Friendships are relationships we choose to have. We start to take this autonomy of deciding our friends when we are young, even before we truly understand what it means to be a friend. When I was in elementary school, I remember sitting around the dinner table with my family and one of my parents always would ask, “Did you make any new friends today?” I don’t remember what my answer was on a given day, but I’m sure I answered yes.
Back then, a friend was someone who held the door for you while coming inside from recess. Or someone who would trade you their peanut butter and jelly sandwich for your egg salad. Or maybe even the girl who has the pretty bow in her hair … maybe we’ve never actually played together, but she seems cool, so I’ll say she’s my friend. Read More
Social media has exacerbated the romanticism of your partner being your “#everything.” We constantly see Instagram posts about our friend’s boyfriend with captions like, “He’s my everything.” Facebook photos of a picture of a couple’s silhouette in the sunset with cute calligraphy typed over top, “She is my everything.” Or tweets of a sleeping spouse with hashtags of, “#myeverything.”
What? Where does that even stem from? What lead us to the problematic belief that our partners are the one and only person we need in our life? Read More
Words to think about from our staff at PE
They have been married for 66 years. The wife lives in the family home. Her husband is in a full time care facility. She won’t drive much anymore and he can’t drive at all.

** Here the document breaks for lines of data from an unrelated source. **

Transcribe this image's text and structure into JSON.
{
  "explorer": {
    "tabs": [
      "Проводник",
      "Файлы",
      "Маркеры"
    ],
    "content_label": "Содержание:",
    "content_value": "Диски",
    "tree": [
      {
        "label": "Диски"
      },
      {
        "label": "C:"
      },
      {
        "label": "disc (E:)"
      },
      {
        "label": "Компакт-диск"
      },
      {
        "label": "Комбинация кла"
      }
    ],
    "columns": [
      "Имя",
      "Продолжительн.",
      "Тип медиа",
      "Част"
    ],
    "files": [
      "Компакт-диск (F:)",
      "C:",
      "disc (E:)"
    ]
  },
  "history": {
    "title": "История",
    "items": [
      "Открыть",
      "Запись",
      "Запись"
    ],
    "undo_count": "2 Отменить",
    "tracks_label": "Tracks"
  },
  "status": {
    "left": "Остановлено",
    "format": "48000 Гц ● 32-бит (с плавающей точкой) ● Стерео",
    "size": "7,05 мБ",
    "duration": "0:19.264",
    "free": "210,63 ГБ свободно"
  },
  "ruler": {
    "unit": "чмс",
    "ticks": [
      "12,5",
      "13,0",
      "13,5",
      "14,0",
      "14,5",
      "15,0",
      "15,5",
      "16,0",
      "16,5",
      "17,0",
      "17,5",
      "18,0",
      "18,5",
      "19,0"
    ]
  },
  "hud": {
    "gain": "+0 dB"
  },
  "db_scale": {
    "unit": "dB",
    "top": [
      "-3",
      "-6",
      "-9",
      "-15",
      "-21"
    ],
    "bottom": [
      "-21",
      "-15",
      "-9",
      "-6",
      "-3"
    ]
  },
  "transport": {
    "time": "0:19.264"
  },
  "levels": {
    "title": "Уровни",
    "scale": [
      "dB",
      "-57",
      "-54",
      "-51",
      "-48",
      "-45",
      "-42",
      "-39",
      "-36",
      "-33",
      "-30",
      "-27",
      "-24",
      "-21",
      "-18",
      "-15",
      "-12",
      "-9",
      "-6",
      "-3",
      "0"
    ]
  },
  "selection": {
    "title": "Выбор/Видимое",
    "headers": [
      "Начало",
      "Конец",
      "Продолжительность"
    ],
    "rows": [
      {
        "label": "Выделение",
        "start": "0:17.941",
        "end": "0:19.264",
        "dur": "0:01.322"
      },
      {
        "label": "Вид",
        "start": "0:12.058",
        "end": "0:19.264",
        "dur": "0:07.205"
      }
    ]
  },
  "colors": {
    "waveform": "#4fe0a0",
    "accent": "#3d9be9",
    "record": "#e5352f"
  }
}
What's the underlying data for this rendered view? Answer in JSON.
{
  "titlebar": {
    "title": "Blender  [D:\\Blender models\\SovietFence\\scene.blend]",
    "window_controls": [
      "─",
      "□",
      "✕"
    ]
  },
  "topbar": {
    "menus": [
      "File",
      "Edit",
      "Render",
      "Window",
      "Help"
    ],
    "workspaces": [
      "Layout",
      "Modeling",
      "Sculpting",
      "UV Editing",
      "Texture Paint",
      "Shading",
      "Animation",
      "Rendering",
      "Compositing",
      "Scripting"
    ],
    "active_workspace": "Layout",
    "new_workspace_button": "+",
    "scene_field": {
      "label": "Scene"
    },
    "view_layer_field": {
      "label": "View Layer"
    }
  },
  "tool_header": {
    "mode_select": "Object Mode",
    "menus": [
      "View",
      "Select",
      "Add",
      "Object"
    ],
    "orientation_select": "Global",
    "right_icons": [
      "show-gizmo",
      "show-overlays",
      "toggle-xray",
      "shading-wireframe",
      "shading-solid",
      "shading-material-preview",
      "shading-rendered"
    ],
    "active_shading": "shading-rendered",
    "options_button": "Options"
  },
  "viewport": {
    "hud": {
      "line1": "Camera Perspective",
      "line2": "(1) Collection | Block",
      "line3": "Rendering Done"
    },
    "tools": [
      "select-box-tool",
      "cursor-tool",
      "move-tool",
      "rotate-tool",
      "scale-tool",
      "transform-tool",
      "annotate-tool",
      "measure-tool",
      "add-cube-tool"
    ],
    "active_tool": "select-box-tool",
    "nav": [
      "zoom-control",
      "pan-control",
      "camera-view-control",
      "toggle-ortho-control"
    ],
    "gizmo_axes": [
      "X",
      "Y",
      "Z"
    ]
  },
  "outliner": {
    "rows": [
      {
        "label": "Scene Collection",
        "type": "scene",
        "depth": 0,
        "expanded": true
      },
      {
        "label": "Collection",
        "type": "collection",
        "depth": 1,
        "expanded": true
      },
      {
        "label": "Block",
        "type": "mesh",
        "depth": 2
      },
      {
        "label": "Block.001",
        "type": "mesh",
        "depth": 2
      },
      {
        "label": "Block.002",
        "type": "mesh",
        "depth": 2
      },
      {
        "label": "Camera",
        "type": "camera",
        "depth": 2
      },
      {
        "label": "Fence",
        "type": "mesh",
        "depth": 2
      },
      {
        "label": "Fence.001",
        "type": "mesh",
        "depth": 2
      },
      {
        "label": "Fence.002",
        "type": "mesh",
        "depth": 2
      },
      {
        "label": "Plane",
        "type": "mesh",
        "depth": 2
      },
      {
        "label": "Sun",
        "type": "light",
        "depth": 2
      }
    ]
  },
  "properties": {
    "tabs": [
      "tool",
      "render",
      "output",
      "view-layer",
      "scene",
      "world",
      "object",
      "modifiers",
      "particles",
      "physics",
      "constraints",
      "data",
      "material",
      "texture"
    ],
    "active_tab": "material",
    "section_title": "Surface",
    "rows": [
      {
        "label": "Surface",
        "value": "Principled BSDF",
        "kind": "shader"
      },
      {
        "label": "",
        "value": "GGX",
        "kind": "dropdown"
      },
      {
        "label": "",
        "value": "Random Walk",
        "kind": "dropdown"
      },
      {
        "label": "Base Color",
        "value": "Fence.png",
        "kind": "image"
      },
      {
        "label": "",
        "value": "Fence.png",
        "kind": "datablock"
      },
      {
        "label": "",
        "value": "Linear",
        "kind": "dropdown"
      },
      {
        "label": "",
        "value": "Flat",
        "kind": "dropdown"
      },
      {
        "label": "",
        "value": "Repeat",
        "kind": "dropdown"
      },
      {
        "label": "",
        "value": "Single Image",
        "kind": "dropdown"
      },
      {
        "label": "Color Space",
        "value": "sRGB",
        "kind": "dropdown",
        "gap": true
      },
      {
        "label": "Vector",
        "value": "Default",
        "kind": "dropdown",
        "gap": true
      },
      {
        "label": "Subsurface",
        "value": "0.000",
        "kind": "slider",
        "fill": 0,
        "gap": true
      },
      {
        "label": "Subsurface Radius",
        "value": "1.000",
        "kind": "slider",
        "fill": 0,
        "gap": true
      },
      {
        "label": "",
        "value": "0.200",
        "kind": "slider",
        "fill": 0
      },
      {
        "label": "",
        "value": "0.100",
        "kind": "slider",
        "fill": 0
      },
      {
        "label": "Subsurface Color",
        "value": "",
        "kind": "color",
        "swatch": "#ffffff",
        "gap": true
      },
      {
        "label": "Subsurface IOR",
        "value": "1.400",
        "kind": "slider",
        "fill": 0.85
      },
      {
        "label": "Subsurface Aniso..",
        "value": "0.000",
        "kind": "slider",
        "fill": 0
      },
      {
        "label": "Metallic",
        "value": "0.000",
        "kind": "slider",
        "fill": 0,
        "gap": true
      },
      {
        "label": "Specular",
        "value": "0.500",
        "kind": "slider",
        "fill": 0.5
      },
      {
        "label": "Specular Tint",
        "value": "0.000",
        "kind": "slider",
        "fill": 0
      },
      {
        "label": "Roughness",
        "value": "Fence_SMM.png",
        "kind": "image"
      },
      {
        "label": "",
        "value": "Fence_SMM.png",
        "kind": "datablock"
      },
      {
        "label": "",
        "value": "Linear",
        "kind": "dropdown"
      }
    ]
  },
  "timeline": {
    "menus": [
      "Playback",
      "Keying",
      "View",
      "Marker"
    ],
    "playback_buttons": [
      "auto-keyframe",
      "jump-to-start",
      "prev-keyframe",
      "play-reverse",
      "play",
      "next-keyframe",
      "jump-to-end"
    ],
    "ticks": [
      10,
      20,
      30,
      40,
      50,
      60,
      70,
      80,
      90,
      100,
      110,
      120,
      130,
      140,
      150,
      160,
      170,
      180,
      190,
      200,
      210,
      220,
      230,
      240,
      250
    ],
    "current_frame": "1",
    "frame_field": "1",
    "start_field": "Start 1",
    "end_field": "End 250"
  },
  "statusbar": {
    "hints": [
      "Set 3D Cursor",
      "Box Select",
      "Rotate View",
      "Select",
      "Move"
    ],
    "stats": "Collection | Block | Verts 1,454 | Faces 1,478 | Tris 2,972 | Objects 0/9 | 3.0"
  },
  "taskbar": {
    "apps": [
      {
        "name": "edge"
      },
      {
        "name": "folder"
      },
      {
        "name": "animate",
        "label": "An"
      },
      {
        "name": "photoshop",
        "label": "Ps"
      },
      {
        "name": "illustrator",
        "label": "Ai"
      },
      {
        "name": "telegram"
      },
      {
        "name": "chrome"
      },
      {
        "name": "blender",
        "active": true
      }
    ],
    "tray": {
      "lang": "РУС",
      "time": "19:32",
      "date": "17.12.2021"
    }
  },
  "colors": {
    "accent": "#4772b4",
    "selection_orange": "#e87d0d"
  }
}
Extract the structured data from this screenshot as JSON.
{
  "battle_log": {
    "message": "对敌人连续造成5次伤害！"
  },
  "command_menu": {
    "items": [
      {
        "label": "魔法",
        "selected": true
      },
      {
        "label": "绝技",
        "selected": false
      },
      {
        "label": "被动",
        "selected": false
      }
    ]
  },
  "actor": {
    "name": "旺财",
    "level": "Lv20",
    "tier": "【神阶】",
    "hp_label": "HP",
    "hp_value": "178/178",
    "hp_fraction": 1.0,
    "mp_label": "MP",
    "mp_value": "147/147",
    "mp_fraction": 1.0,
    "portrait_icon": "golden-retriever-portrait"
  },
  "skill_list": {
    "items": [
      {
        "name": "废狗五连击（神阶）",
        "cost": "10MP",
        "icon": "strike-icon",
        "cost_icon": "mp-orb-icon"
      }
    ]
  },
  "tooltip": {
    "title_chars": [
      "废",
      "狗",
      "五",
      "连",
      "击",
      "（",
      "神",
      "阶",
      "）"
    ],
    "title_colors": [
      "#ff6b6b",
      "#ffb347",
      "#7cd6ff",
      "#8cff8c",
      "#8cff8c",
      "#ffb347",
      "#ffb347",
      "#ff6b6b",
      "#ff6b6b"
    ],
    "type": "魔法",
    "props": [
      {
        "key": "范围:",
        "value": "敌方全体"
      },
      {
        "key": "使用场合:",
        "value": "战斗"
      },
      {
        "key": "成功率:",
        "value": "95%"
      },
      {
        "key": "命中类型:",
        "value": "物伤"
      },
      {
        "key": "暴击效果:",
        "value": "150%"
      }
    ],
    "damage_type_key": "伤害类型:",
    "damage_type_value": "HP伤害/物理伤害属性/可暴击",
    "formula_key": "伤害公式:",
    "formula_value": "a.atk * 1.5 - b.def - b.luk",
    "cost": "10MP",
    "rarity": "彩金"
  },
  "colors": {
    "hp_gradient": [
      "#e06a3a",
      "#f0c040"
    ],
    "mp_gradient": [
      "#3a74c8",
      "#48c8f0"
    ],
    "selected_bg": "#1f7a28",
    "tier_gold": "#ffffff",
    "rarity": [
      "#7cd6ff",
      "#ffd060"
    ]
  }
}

Every Sunday morning he hires the accessibility van to bring him home. If the bus is late picking him up, he knows she will worry. He calls her from his flip phone to give her a new ETA.
She cooks his favorite breakfast and has it ready as soon as he arrives. For a special treat for lunch, some Sunday’s she will go to the local fast food place and bring home his favorites. When she asks him what he wants for supper, he always answers “Whatever you make will be delicious.” They share and enjoy the comfort of eating their meals together at the dining room table; the same table that in the 50’s and 60’s sat a family of five, then six, and finally a family of seven.
These people are my parents.
This is part one of a mini interview series the team at PREPARE/ENRICH conducted during the month of May to celebrate anniversaries with couples like you.
As we approach the month of June, wedding season is upon us. With weddings come anniversaries – many, many anniversaries. Relationships are our priority here at P/E and we wanted to highlight the lives of some of our couples as they reach milestones in their relationships. We have found that couples at all stages in their relationships have unique stories and great advice that we believe every couple could benefit from indulging in. Take a few minutes out of your day to share in the laughs, well-rounded advice, and insights from our P/E family.
Introducing our first couple, Anna and Eric Read More
A letter from our VP:
The New York Times most read story of 2016 recently popped back up on the most popular list again, nearly a year after in first ran last May. As is often the case for the most popular story, the topic was love and relationships
: “Why You Will Marry the Wrong Person” by Alain de Botton. A primary argument de Botton offers to support his pessimistic title is that couples entering the commitment of marriage can’t possibly know enough about themselves or each other to make an informed, data-driven decision to spend (or at least plan to spend) the rest of their lives together. Our society is such that a person “in love” fails to get past the shiny veneer and discover the idiosyncrasies, the warts, the psychoses of their potential spouse…the ways in which they “are crazy.” Even when preceded by years of dating, the curtain is pulled back only after vows have been exchanged. Real life sets in and exposes expectations, personality quirks and manifestations of past hurts that can form a toxic brew – a vicious cycle of reactions and overreactions that severely test or even destroy the relationship. Read More